[Entries from a dataset of interfaces]
>>>

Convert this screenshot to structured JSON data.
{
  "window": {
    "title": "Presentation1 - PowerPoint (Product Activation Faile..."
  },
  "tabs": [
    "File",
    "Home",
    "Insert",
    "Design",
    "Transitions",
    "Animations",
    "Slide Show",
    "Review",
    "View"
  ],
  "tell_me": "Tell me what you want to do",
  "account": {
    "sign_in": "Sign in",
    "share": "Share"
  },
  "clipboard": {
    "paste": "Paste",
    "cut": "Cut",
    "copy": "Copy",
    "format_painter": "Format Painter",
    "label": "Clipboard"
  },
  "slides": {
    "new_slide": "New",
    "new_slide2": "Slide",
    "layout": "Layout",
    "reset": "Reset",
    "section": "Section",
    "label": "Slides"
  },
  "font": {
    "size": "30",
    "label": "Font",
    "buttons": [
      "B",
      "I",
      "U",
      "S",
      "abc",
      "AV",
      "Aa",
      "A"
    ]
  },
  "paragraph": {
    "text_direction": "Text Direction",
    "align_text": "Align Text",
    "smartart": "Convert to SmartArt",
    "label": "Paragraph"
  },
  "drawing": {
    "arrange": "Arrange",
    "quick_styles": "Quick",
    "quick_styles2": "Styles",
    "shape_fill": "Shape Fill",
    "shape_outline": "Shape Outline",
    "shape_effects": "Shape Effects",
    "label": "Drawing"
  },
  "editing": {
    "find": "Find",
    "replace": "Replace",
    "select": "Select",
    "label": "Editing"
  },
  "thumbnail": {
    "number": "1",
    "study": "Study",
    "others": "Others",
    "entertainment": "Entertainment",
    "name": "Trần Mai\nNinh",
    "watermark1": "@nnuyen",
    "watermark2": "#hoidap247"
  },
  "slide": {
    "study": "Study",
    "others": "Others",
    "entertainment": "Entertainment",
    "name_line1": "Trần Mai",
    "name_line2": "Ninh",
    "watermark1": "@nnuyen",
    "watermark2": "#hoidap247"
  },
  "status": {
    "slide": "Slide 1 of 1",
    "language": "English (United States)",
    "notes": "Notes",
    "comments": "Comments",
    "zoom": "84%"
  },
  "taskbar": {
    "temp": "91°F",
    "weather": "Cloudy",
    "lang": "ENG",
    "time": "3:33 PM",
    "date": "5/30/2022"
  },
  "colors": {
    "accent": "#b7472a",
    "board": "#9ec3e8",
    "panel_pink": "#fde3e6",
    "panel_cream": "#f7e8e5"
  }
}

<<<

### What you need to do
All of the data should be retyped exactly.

### Exercise response
Convert this screenshot to structured JSON data.
{
  "window": {
    "title": "Presentation1 - PowerPoint (Product Activation Faile..."
  },
  "tabs": [
    "File",
    "Home",
    "Insert",
    "Design",
    "Transitions",
    "Animations",
    "Slide Show",
    "Review",
    "View"
  ],
  "tell_me": "Tell me what you want to do",
  "account": {
    "sign_in": "Sign in",
    "share": "Share"
  },
  "clipboard": {
    "paste": "Paste",
    "cut": "Cut",
    "copy": "Copy",
    "format_painter": "Format Painter",
    "label": "Clipboard"
  },
  "slides": {
    "new_slide": "New",
    "new_slide2": "Slide",
    "layout": "Layout",
    "reset": "Reset",
    "section": "Section",
    "label": "Slides"
  },
  "font": {
    "size": "30",
    "label": "Font",
    "buttons": [
      "B",
      "I",
      "U",
      "S",
      "abc",
      "AV",
      "Aa",
      "A"
    ]
  },
  "paragraph": {
    "text_direction": "Text Direction",
    "align_text": "Align Text",
    "smartart": "Convert to SmartArt",
    "label": "Paragraph"
  },
  "drawing": {
    "arrange": "Arrange",
    "quick_styles": "Quick",
    "quick_styles2": "Styles",
    "shape_fill": "Shape Fill",
    "shape_outline": "Shape Outline",
    "shape_effects": "Shape Effects",
    "label": "Drawing"
  },
  "editing": {
    "find": "Find",
    "replace": "Replace",
    "select": "Select",
    "label": "Editing"
  },
  "thumbnail": {
    "number": "1",
    "study": "Study",
    "others": "Others",
    "entertainment": "Entertainment",
    "name": "Trần Mai\nNinh",
    "watermark1": "@nnuyen",
    "watermark2": "#hoidap247"
  },
  "slide": {
    "study": "Study",
    "others": "Others",
    "entertainment": "Entertainment",
    "name_line1": "Trần Mai",
    "name_line2": "Ninh",
    "watermark1": "@nnuyen",
    "watermark2": "#hoidap247"
  },
  "status": {
    "slide": "Slide 1 of 1",
    "language": "English (United States)",
    "notes": "Notes",
    "comments": "Comments",
    "zoom": "84%"
  },
  "taskbar": {
    "temp": "91°F",
    "weather": "Cloudy",
    "lang": "ENG",
    "time": "3:33 PM",
    "date": "5/30/2022"
  },
  "colors": {
    "accent": "#b7472a",
    "board": "#9ec3e8",
    "panel_pink": "#fde3e6",
    "panel_cream": "#f7e8e5"
  }
}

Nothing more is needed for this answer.